Google Feb. 18 acquired reMail, a startup whose application downloads users' e-mail to their Apple iPhone and lets users conduct full-text e-mail search. Google could have reMail founder Gabor Cselle build a reMail-like application for Google's Android platform. If this is the case, Google has struck a blow to Apple, which has more than 100,000 apps in its vaunted but Draconian App Store. A Google spokesperson is implying Cselle will work on Google's mobile Gmail efforts. Google's acquisition of reMail underscores that the application guerilla warfare with Apple is continuing apace.Google and Apple are engaged in application guerilla warfare. Google Feb. 18 acquired reMail, a startup whose application downloads users' e-mail to their Apple iPhone and lets users conduct full-text e-mail search.
The purchase was first reported by reMail founder Gabor Cselle, a former Google engineering intern who will be rejoining Google as a product manager on the Gmail team.

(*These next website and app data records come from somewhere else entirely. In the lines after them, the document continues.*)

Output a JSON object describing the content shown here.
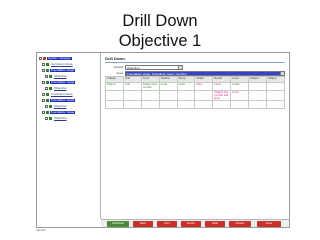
{
  "slide": {
    "title_line1": "Drill Down",
    "title_line2": "Objective 1"
  },
  "tree": {
    "items": [
      {
        "label": "System manager",
        "style": "sel",
        "icon_color": "#c0392b"
      },
      {
        "label": "Curriculum Area",
        "style": "plain",
        "icon_color": "#2e7d32"
      },
      {
        "label": "Foundation stage",
        "style": "sel",
        "icon_color": "#2e7d32"
      },
      {
        "label": "Objective",
        "style": "plain",
        "icon_color": "#2e7d32"
      },
      {
        "label": "Foundation stage",
        "style": "sel",
        "icon_color": "#2e7d32"
      },
      {
        "label": "Objective",
        "style": "plain",
        "icon_color": "#2e7d32"
      },
      {
        "label": "Curriculum Area",
        "style": "plain",
        "icon_color": "#2e7d32"
      },
      {
        "label": "Foundation stage",
        "style": "sel",
        "icon_color": "#2e7d32"
      },
      {
        "label": "Objective",
        "style": "plain",
        "icon_color": "#2e7d32"
      },
      {
        "label": "Foundation stage",
        "style": "sel",
        "icon_color": "#2e7d32"
      },
      {
        "label": "Objective",
        "style": "plain",
        "icon_color": "#2e7d32"
      }
    ]
  },
  "panel": {
    "header": "Drill Down",
    "filter1_label": "Criteria",
    "filter1_value": "Objective",
    "filter2_label": "Area",
    "filter2_value": "Foundation stage: Individual / team / Number"
  },
  "table": {
    "headers": [
      "Criteria",
      "Year",
      "Level",
      "Teacher",
      "Score",
      "Grade",
      "Result",
      "Level",
      "Subject",
      "Subject"
    ],
    "rows": [
      {
        "cells": [
          "Subject",
          "Year",
          "Subject and number",
          "Level",
          "Level",
          "Area",
          "Level",
          "Grade",
          "",
          ""
        ],
        "pink": [
          5,
          6
        ]
      },
      {
        "cells": [
          "",
          "",
          "",
          "",
          "",
          "",
          "Subject and number and level",
          "Level",
          "",
          ""
        ],
        "pink": [
          6,
          7
        ]
      },
      {
        "cells": [
          "",
          "",
          "",
          "",
          "",
          "",
          "",
          "",
          "",
          ""
        ],
        "pink": []
      }
    ]
  },
  "toolbar": {
    "buttons": [
      {
        "label": "Drill Down",
        "color": "green"
      },
      {
        "label": "Back",
        "color": "red"
      },
      {
        "label": "Print",
        "color": "red"
      },
      {
        "label": "Export",
        "color": "red"
      },
      {
        "label": "Chart",
        "color": "red"
      },
      {
        "label": "Options",
        "color": "red"
      },
      {
        "label": "Close",
        "color": "red"
      }
    ]
  },
  "footer": {
    "text": "Version"
  },
  "colors": {
    "accent_blue": "#3344cc",
    "button_red": "#c8302a",
    "button_green": "#4a8a3a",
    "text_green": "#2e8b2e",
    "text_pink": "#d0208a"
  }
}
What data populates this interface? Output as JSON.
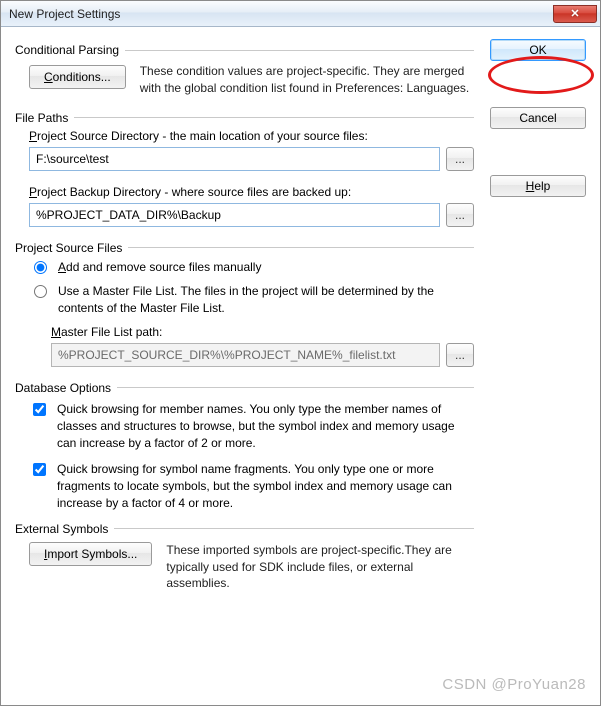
{
  "window": {
    "title": "New Project Settings",
    "close_glyph": "✕"
  },
  "right_buttons": {
    "ok": "OK",
    "cancel": "Cancel",
    "help": "Help",
    "help_u": "H"
  },
  "conditional": {
    "legend": "Conditional Parsing",
    "button_label": "Conditions...",
    "button_u": "C",
    "desc": "These condition values are project-specific.  They are merged with the global condition list found in Preferences: Languages."
  },
  "file_paths": {
    "legend": "File Paths",
    "source_label_pre": "P",
    "source_label": "roject Source Directory - the main location of your source files:",
    "source_value": "F:\\source\\test",
    "backup_label_pre": "P",
    "backup_label": "roject Backup Directory - where source files are backed up:",
    "backup_value": "%PROJECT_DATA_DIR%\\Backup",
    "browse_glyph": "..."
  },
  "source_files": {
    "legend": "Project Source Files",
    "radio_add_u": "A",
    "radio_add": "dd and remove source files manually",
    "radio_master": "Use a Master File List. The files in the project will be determined by the contents of the Master File List.",
    "master_label_u": "M",
    "master_label": "aster File List path:",
    "master_value": "%PROJECT_SOURCE_DIR%\\%PROJECT_NAME%_filelist.txt",
    "browse_glyph": "..."
  },
  "database": {
    "legend": "Database Options",
    "opt1": "Quick browsing for member names.  You only type the member names of classes and structures to browse, but the symbol index and memory usage can increase by a factor of 2 or more.",
    "opt2": "Quick browsing for symbol name fragments.  You only type one or more fragments to locate symbols, but the symbol index and memory usage can increase by a factor of 4 or more."
  },
  "external": {
    "legend": "External Symbols",
    "button_u": "I",
    "button_label": "mport Symbols...",
    "desc": "These imported symbols are project-specific.They are typically used for SDK include files, or external assemblies."
  },
  "watermark": "CSDN @ProYuan28"
}
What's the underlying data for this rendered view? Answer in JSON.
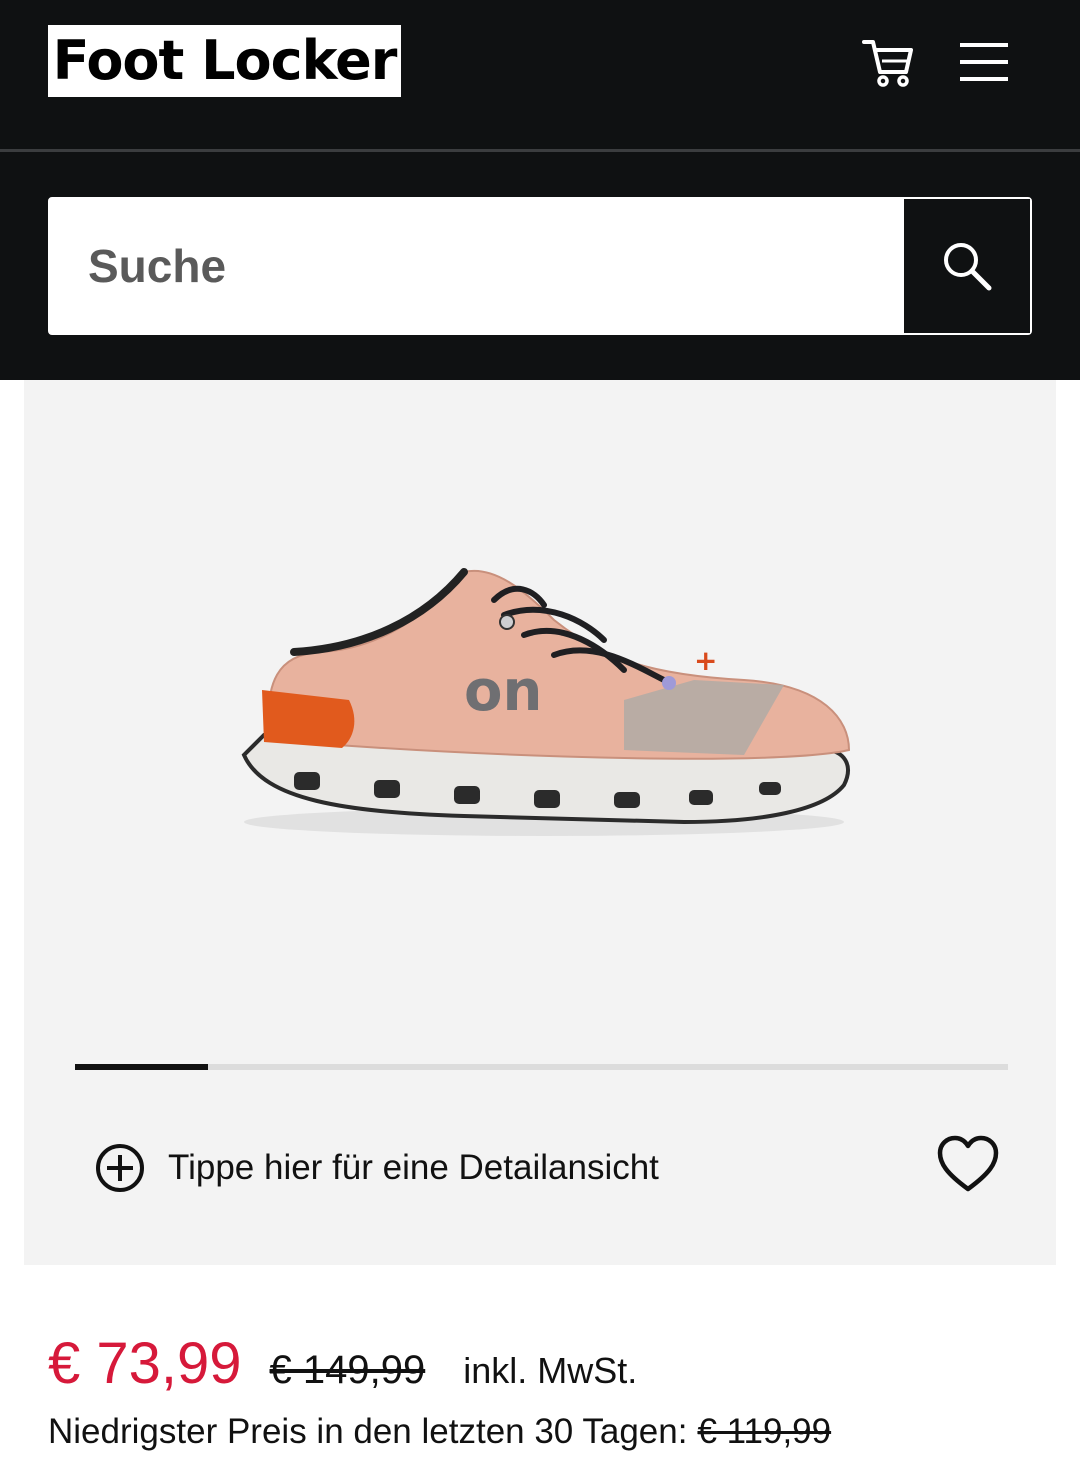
{
  "header": {
    "logo_text": "Foot Locker",
    "cart_icon": "cart-icon",
    "menu_icon": "hamburger-menu-icon"
  },
  "search": {
    "placeholder": "Suche",
    "button_icon": "search-icon"
  },
  "gallery": {
    "image_alt": "On Cloud X 3 Laufschuh rosa",
    "progress": 0.143,
    "detail_icon": "plus-circle-icon",
    "detail_text": "Tippe hier für eine Detailansicht",
    "wishlist_icon": "heart-icon"
  },
  "pricing": {
    "current": "€ 73,99",
    "original": "€ 149,99",
    "tax_note": "inkl. MwSt.",
    "lowest_label": "Niedrigster Preis in den letzten 30 Tagen:",
    "lowest_value": "€ 119,99"
  },
  "colors": {
    "header_bg": "#0f1112",
    "sale_red": "#d6193a",
    "gallery_bg": "#f3f3f3"
  }
}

"That Google just bought something that's all about one of the iPhone's core functions, e-mail, is interesting. Sure, the app is shuttered now, but imagine if Apple had decided to buy reMail instead. If Cselle was working on the iPhone's native e-mail application, that would have been better for Apple than this may turn out to be if he helps make Android's e-mail the best in the mobile world."This isn't the first time Google struck at Apple's iPhone ecosystem. Google made a major march on the App Store when it moved to purchase AdMob last November. AdMob's claim to fame is that it has the most amount of advertising placed within iPhone applications. In acquiring AdMob, Google would gain incredible insight into the App Store, providing a competitive advantage for Google as it seeks to grow the Android platform. Apple isn't standing still. The company bought Quattro Wireless in response to the AdMob bid, but its most notorious offensive on Google was rejecting the original Google Latitude and Google Voice application submissions and forcing Google to rewrite them as Web apps. There has also been speculation that Apple is planning to replace Google with Microsoft Bing as the default search engine for its iPhone. Moreover, Apple is patenting geolocation apps that would compete with Google Apps such as Latitude. Google's acquisition of reMail underscores that the application guerilla warfare with Apple is continuing apace.